* [ACTION ITEM]:
The expected output is the complete listing, unchanged.

* [PROVIDED RECORDS]:

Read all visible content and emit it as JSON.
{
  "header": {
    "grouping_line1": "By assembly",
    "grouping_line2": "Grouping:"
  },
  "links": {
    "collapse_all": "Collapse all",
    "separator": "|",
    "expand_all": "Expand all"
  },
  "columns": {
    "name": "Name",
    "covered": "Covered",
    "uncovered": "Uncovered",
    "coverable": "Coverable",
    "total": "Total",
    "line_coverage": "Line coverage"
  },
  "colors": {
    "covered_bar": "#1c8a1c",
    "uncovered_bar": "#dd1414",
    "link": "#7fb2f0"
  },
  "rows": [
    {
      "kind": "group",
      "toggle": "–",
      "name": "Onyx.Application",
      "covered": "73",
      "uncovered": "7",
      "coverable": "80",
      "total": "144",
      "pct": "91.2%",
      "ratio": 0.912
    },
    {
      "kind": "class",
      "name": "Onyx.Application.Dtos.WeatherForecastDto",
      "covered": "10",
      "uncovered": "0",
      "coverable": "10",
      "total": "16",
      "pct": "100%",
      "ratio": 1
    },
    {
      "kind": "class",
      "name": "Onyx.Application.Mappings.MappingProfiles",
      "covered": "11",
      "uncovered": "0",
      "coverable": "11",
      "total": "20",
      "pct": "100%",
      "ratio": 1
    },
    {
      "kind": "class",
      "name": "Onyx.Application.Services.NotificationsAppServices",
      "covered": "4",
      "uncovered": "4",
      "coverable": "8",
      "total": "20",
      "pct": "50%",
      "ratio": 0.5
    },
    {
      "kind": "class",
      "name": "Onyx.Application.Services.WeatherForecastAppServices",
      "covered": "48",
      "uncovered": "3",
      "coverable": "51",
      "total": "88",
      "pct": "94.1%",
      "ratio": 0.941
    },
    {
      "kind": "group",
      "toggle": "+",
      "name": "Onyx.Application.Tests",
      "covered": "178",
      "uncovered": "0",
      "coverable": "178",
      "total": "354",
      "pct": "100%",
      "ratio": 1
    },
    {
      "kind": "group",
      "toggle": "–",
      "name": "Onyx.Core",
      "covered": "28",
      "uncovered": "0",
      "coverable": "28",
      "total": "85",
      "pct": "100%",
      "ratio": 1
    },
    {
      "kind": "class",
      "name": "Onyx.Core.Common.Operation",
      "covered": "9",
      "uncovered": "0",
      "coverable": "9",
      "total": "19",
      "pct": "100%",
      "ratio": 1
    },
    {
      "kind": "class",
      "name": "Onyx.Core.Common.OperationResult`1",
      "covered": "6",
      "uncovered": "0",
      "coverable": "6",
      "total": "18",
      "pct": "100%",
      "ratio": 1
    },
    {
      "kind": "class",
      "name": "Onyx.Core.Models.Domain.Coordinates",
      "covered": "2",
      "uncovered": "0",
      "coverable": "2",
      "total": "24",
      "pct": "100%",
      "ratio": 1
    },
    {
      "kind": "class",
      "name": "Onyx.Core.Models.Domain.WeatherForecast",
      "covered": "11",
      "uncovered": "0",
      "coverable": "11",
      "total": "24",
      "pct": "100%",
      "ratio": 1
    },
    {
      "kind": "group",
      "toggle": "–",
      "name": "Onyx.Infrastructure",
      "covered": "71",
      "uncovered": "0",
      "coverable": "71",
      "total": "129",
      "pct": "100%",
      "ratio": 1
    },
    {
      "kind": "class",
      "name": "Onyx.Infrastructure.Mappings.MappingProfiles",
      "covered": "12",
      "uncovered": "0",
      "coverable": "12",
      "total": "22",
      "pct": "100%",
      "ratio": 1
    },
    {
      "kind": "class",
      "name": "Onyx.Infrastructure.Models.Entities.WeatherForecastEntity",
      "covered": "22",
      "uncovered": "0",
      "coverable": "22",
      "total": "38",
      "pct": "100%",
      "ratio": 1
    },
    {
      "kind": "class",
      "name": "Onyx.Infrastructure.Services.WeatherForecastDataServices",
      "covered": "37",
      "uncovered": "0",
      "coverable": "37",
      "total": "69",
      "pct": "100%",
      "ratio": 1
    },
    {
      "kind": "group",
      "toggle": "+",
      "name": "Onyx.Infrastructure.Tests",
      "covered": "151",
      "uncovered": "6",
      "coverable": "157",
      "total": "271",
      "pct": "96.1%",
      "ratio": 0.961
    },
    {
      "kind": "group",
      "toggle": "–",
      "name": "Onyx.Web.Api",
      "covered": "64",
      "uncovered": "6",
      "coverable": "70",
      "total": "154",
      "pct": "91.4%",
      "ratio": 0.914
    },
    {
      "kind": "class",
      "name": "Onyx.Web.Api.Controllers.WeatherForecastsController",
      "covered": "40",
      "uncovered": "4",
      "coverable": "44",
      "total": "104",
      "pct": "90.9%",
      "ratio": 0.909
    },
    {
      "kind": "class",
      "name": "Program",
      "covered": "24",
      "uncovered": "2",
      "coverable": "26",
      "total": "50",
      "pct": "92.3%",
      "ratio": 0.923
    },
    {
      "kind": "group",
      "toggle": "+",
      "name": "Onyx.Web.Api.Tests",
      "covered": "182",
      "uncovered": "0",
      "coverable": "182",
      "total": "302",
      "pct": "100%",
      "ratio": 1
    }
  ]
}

* [PROBLEM SOLUTION]:
Read all visible content and emit it as JSON.
{
  "header": {
    "grouping_line1": "By assembly",
    "grouping_line2": "Grouping:"
  },
  "links": {
    "collapse_all": "Collapse all",
    "separator": "|",
    "expand_all": "Expand all"
  },
  "columns": {
    "name": "Name",
    "covered": "Covered",
    "uncovered": "Uncovered",
    "coverable": "Coverable",
    "total": "Total",
    "line_coverage": "Line coverage"
  },
  "colors": {
    "covered_bar": "#1c8a1c",
    "uncovered_bar": "#dd1414",
    "link": "#7fb2f0"
  },
  "rows": [
    {
      "kind": "group",
      "toggle": "–",
      "name": "Onyx.Application",
      "covered": "73",
      "uncovered": "7",
      "coverable": "80",
      "total": "144",
      "pct": "91.2%",
      "ratio": 0.912
    },
    {
      "kind": "class",
      "name": "Onyx.Application.Dtos.WeatherForecastDto",
      "covered": "10",
      "uncovered": "0",
      "coverable": "10",
      "total": "16",
      "pct": "100%",
      "ratio": 1
    },
    {
      "kind": "class",
      "name": "Onyx.Application.Mappings.MappingProfiles",
      "covered": "11",
      "uncovered": "0",
      "coverable": "11",
      "total": "20",
      "pct": "100%",
      "ratio": 1
    },
    {
      "kind": "class",
      "name": "Onyx.Application.Services.NotificationsAppServices",
      "covered": "4",
      "uncovered": "4",
      "coverable": "8",
      "total": "20",
      "pct": "50%",
      "ratio": 0.5
    },
    {
      "kind": "class",
      "name": "Onyx.Application.Services.WeatherForecastAppServices",
      "covered": "48",
      "uncovered": "3",
      "coverable": "51",
      "total": "88",
      "pct": "94.1%",
      "ratio": 0.941
    },
    {
      "kind": "group",
      "toggle": "+",
      "name": "Onyx.Application.Tests",
      "covered": "178",
      "uncovered": "0",
      "coverable": "178",
      "total": "354",
      "pct": "100%",
      "ratio": 1
    },
    {
      "kind": "group",
      "toggle": "–",
      "name": "Onyx.Core",
      "covered": "28",
      "uncovered": "0",
      "coverable": "28",
      "total": "85",
      "pct": "100%",
      "ratio": 1
    },
    {
      "kind": "class",
      "name": "Onyx.Core.Common.Operation",
      "covered": "9",
      "uncovered": "0",
      "coverable": "9",
      "total": "19",
      "pct": "100%",
      "ratio": 1
    },
    {
      "kind": "class",
      "name": "Onyx.Core.Common.OperationResult`1",
      "covered": "6",
      "uncovered": "0",
      "coverable": "6",
      "total": "18",
      "pct": "100%",
      "ratio": 1
    },
    {
      "kind": "class",
      "name": "Onyx.Core.Models.Domain.Coordinates",
      "covered": "2",
      "uncovered": "0",
      "coverable": "2",
      "total": "24",
      "pct": "100%",
      "ratio": 1
    },
    {
      "kind": "class",
      "name": "Onyx.Core.Models.Domain.WeatherForecast",
      "covered": "11",
      "uncovered": "0",
      "coverable": "11",
      "total": "24",
      "pct": "100%",
      "ratio": 1
    },
    {
      "kind": "group",
      "toggle": "–",
      "name": "Onyx.Infrastructure",
      "covered": "71",
      "uncovered": "0",
      "coverable": "71",
      "total": "129",
      "pct": "100%",
      "ratio": 1
    },
    {
      "kind": "class",
      "name": "Onyx.Infrastructure.Mappings.MappingProfiles",
      "covered": "12",
      "uncovered": "0",
      "coverable": "12",
      "total": "22",
      "pct": "100%",
      "ratio": 1
    },
    {
      "kind": "class",
      "name": "Onyx.Infrastructure.Models.Entities.WeatherForecastEntity",
      "covered": "22",
      "uncovered": "0",
      "coverable": "22",
      "total": "38",
      "pct": "100%",
      "ratio": 1
    },
    {
      "kind": "class",
      "name": "Onyx.Infrastructure.Services.WeatherForecastDataServices",
      "covered": "37",
      "uncovered": "0",
      "coverable": "37",
      "total": "69",
      "pct": "100%",
      "ratio": 1
    },
    {
      "kind": "group",
      "toggle": "+",
      "name": "Onyx.Infrastructure.Tests",
      "covered": "151",
      "uncovered": "6",
      "coverable": "157",
      "total": "271",
      "pct": "96.1%",
      "ratio": 0.961
    },
    {
      "kind": "group",
      "toggle": "–",
      "name": "Onyx.Web.Api",
      "covered": "64",
      "uncovered": "6",
      "coverable": "70",
      "total": "154",
      "pct": "91.4%",
      "ratio": 0.914
    },
    {
      "kind": "class",
      "name": "Onyx.Web.Api.Controllers.WeatherForecastsController",
      "covered": "40",
      "uncovered": "4",
      "coverable": "44",
      "total": "104",
      "pct": "90.9%",
      "ratio": 0.909
    },
    {
      "kind": "class",
      "name": "Program",
      "covered": "24",
      "uncovered": "2",
      "coverable": "26",
      "total": "50",
      "pct": "92.3%",
      "ratio": 0.923
    },
    {
      "kind": "group",
      "toggle": "+",
      "name": "Onyx.Web.Api.Tests",
      "covered": "182",
      "uncovered": "0",
      "coverable": "182",
      "total": "302",
      "pct": "100%",
      "ratio": 1
    }
  ]
}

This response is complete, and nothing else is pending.